“An unnamed police officer arrived and told Calzada that he had violated state law by taking pictures with his drone and that, if he published them, he would be violating the law again,” but later indicated that Calzada would not be cited or charged.

Freelance journalist Brandon Wade was working for the Fort Worth Star-Telegram in 2018, when he was assigned to “document the construction of a new ballpark for the Texas Rangers.” The Rangers refused to grant Wade permission to film the stadium, however, the baseball team hired Wade to record video that they could use when promoting the team.

The Rangers claim that they own the copyright to the footage, and Wade says that he “lost thousands of dollars” because he cannot sell the video to other media organizations. (The stadium, Globe Life Field, was funded with $500 million from the city of Arlington, and the city adopted a half cent sales tax, two percent hotel tax, and five percent car rental tax to help cover the cost.) 

To be clear, the appeals court defended a law—twice—that allows the state of Texas to invoke the safety of “critical infrastructure” and prevent journalists from flying a drone over a stadium built with taxpayer money. But if an advertiser flies a drone over that same stadium, there is no security problem. They will not be approached by police and informed that they are violating a law established for "public protection."

Engineers, professors, and real estate brokers are exempt under the Texas drone law, according to the Reporters Committee for Freedom of the Press. Reporters on the other hand are barred from similar drone photography, including recordings of scenes of disaster (e.g. an oil refinery explosion).

Press freedom groups and media organizations opposed to the provisions have not asked for special rights, which are not extended to all citizens.
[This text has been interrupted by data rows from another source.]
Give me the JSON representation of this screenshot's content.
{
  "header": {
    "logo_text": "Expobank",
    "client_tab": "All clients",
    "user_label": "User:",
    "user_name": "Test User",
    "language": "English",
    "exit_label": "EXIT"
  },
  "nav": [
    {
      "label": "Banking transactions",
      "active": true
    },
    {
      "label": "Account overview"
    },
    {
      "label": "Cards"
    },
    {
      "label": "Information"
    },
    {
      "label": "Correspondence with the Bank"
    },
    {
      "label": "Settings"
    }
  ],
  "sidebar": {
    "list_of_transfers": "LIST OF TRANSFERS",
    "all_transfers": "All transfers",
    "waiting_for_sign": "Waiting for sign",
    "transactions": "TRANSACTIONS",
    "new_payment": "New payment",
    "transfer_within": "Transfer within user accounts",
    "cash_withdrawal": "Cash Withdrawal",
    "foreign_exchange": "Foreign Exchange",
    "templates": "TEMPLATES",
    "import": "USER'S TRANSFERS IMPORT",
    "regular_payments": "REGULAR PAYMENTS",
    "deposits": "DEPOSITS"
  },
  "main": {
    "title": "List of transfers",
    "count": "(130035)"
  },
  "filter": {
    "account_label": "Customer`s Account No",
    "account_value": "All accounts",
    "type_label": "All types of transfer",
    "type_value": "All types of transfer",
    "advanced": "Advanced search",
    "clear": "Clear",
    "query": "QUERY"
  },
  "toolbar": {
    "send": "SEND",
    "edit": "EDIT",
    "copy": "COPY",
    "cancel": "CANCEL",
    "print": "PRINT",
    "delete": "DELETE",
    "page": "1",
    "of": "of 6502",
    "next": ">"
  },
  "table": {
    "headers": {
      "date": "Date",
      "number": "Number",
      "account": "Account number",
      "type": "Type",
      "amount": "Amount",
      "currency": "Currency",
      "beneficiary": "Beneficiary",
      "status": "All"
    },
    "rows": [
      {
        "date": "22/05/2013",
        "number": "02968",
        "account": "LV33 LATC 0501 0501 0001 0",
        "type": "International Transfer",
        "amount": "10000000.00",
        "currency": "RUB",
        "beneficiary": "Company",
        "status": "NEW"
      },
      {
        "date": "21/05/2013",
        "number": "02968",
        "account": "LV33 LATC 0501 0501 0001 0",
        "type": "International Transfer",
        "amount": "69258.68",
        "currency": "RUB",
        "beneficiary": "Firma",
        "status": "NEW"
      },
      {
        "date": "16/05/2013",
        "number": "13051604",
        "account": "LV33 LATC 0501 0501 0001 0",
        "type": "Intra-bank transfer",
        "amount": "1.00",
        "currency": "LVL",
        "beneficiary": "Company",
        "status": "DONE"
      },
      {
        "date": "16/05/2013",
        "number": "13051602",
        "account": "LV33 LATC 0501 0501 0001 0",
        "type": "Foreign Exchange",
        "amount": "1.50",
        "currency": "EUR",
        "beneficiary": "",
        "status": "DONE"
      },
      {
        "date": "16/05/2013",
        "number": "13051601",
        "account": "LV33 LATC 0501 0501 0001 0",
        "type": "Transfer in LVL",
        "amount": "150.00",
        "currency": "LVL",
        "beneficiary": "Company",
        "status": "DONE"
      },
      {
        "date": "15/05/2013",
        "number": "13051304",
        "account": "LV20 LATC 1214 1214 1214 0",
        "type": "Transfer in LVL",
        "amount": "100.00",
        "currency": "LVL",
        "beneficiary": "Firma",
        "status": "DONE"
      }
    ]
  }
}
They have objected to a law tailored to protect corporate and special interests that has unfairly imposed obstacles to exercising their right to photograph and record news for the public.